Are the 12 steps really the solution? Or do you have to go to meetings every day for the rest of your life in order for the steps to really work? And if so, what kind of bum deal is that? If you have to do the meetings anyway, then why work through the steps at all?
In other words: If you are just going to show up to your daily meeting so that you can vent about your problems, then why go to the trouble of actually fixing your problems in the first place? Why not just accept the daily grind of meetings for the rest of your life?
This seemed to be the choice that I was being given.
I rejected the conventional wisdom. I thought to myself: “No. I am not going to settle for a lifetime of these meetings that aren’t really doing much for me. There has to be a better way to maintain sobriety than this.”
And so I started to test the waters myself. When I say “test the waters,” what I mean is that I started skipping meetings. So instead of going 3 times a week I just went twice a week. Then later on I went once per week.
People started asking questions. My peers in recovery warned me that I was slacking off. They told me that they were simply worried about my well being, and they did not want to see me relapse.
In the meantime, I was trying hard to figure out a solution for recovery.
I was piecing together my own recovery philosophy.
What actions did I have to take on a regular basis in order to stay sober?
Because if I was not going to go to AA meetings every day, then I had better do something instead.
What exactly was that “something” going to consist of?
Finding that out was a learning process that is still continuing to this day.
I am grateful to have taken this particular path though because I have learned so much about myself and been set free at the same time.
I have not been going to AA meetings for about ten years now. And yet I continue to push myself to learn, to change, to grow.
When I was being challenged by my peers in recovery after leaving the meetings, I knew that the answer was personal growth. I knew that this was the real secret of recovery.
I once heard the story of a Zen teaching about the “finger pointing at the moon.” The teacher asks the student “what’s that?” when pointing up at the moon.
The student says “That is the moon.”
The teacher says “NO! That is a finger pointing at the moon. Ha!”
Well, stop and think about it.
How often do we make this mistake in life?
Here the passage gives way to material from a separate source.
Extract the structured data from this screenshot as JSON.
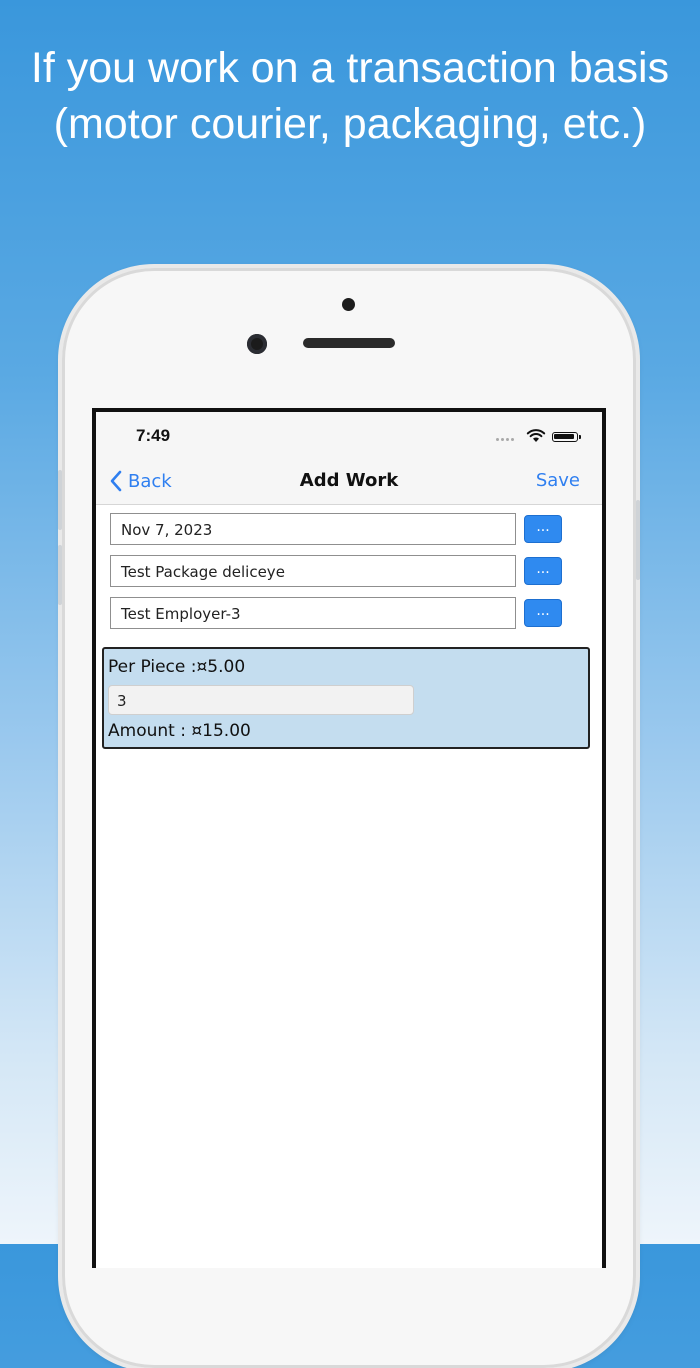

How often do we mistake the finger pointing at the moon for the actual moon?
This is exactly what people do when they worship AA and the grind of daily meetings.
They are mistaking the process for the result, the outcome.
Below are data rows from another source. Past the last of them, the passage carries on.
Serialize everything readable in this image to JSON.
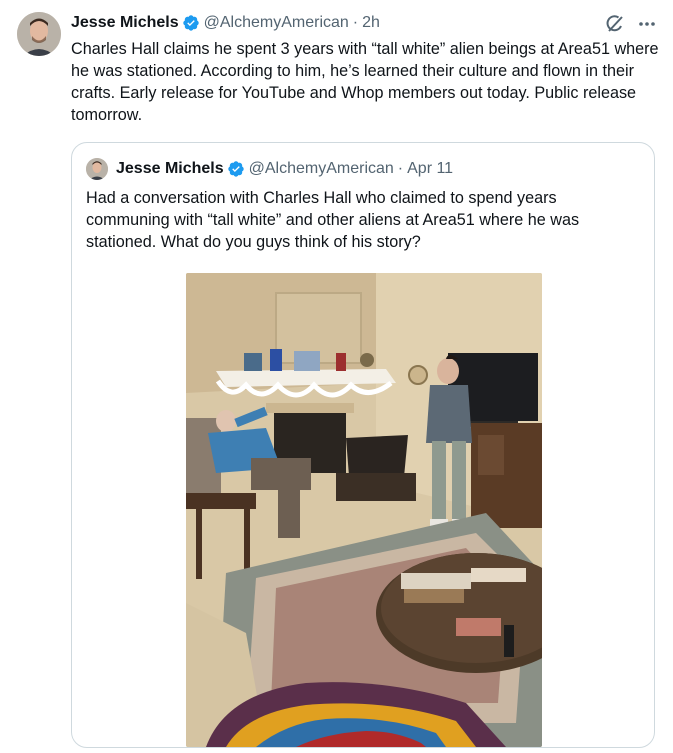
{
  "tweet": {
    "author_name": "Jesse Michels",
    "handle": "@AlchemyAmerican",
    "separator": "·",
    "time": "2h",
    "text": "Charles Hall claims he spent 3 years with “tall white” alien beings at Area51 where he was stationed. According to him, he’s learned their culture and flown in their crafts. Early release for YouTube and Whop members out today. Public release tomorrow."
  },
  "quoted_tweet": {
    "author_name": "Jesse Michels",
    "handle": "@AlchemyAmerican",
    "separator": "·",
    "time": "Apr 11",
    "text": "Had a conversation with Charles Hall who claimed to spend years communing with “tall white” and other aliens at Area51 where he was stationed. What do you guys think of his story?"
  },
  "icons": [
    "verified-badge-icon",
    "grok-icon",
    "more-icon"
  ],
  "colors": {
    "text": "#0f1419",
    "secondary": "#536471",
    "verified": "#1d9bf0",
    "border": "#cfd9de"
  }
}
The outcome is a new life in recovery. One of the many processes that might get you there is to go sit in AA meetings each and every day.
But that process is not the thing itself. AA meetings might help you, but they are not recovery. They only point towards recovery. Just as a finger pointing at the moon is not really the moon.
And when I was at about 18 months sober I started to figure this out very slowly. I realized that AA was not recovery, and that it only pointed to recovery.
There was so much fear being bandied about where AA members tried to convince themselves that they were safe now, that as long as they stayed in AA and recited these 12 steps and came to these meetings every day that they would be just fine. That things would work out. They wanted a solution so they grabbed the process of AA and they declared it to be recovery. “This is it,” they were saying. Look no further, for we have found our salvation.
Wrong. What works for some may not work for all. And one process of recovery is but one of many paths.
And so the battle rages on.
Treatment is expensive and it works for some but certainly not all.
AA is “free” and is offered up as the best solution for alcoholism. Yet the success rate is downright scary, and I found a valid path to recovery through simple action and personal growth instead.
Recovery is very personal. The story unfolds in a unique way for each and every alcoholic, each and every drug addict.
My hope is that no one convinces you that their way is the only way.
Recovery is bigger than that. Salvation knows no boundaries.
If AA works for you, great. If you have a chance to go to rehab, take it. Go find a new path in life. It may or may not work.
When you are finally sick and tired of the madness, nearly anything will work for you.